In Pennsylvania, a Judicial Tax Sale is a public auction of real estate properties that have unpaid property taxes, municipal charges or other liens. These properties are often considered prime investment opportunities for those who want to buy cheap real estate to boost their portfolios and turn a profit in the future.
But there are things that potential buyers should know about these Judicial Tax Sales before they commit:
It’s not always an easy process
It’s critical to remember that homes listed for a Judicial Sale are being sold because of delinquent taxes – not because their owners want to move. Although the owners know the sale is happening, you generally cannot expect to get a close look at the property or a peek inside until after the sale is over and you’re the winning bidder.
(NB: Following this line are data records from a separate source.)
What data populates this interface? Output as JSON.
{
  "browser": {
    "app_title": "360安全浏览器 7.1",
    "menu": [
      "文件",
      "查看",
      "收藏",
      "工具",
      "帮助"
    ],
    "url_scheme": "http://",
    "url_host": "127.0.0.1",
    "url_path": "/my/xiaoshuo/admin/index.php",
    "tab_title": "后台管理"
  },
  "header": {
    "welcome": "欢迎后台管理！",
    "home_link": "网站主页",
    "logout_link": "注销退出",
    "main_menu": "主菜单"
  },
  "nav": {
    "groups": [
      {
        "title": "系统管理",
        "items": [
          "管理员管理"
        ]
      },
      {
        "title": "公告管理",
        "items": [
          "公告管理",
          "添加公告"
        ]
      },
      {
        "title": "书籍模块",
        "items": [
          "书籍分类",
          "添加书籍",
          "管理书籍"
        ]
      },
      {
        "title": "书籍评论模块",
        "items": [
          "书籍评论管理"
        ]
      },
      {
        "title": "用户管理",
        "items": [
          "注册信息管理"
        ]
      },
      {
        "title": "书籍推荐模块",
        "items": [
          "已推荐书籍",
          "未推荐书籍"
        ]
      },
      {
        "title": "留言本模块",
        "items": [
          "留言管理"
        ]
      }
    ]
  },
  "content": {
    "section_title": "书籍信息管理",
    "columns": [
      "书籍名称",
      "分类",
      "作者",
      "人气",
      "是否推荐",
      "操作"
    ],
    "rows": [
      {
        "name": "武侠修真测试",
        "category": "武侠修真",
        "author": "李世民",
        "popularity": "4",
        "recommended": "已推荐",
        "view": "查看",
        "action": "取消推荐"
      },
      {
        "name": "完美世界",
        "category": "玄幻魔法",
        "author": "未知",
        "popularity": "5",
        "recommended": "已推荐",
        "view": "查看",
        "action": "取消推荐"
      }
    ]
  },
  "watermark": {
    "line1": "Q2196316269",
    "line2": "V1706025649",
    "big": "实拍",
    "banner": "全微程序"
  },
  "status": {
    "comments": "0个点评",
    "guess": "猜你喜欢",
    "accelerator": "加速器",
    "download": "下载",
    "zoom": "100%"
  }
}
In addition, buyers need to keep the following in mind:
- Don’t mix up an Upset Sale with a Judicial Tax Sale. Upset Sales are the first time a property is actually put up for sale, but the goal is to recover all delinquent taxes and tax liens. The purchaser also becomes legally responsible for any other liens against the property – which can make the property much less of a bargain.
- In a Judicial Tax Sale, the minimum bid is always just enough to cover the costs of the Tax Claim Bureau. Other judgments and liens, so long as they are researched and properly served, are divested upon purchase – but that means that potential buyers need to do a thorough title search before bidding.
- The operating rule is “caveat emptor,” or “buyer beware.” Since the current owners have clearly had financial difficulties, there may be problems with the property that affect its value. You’re buying the property “as-is,” and there are no returns once your bid has been accepted.
- Payment is due upon winning your bid: You must pay the full amount of the bid in cash or by certified check at the time of the sale. That means making sure you have the money available before you bid.
- You may have to evict the former owners: Sometimes, owners are resigned and ready to move. Sometimes, they are not. You may have to evict in order to take possession of the property.
It is highly recommended that buyers get experienced legal guidance before participating in a Judicial Tax Sale – and after – so that they fully understand their risks and the steps they need to take at each stage.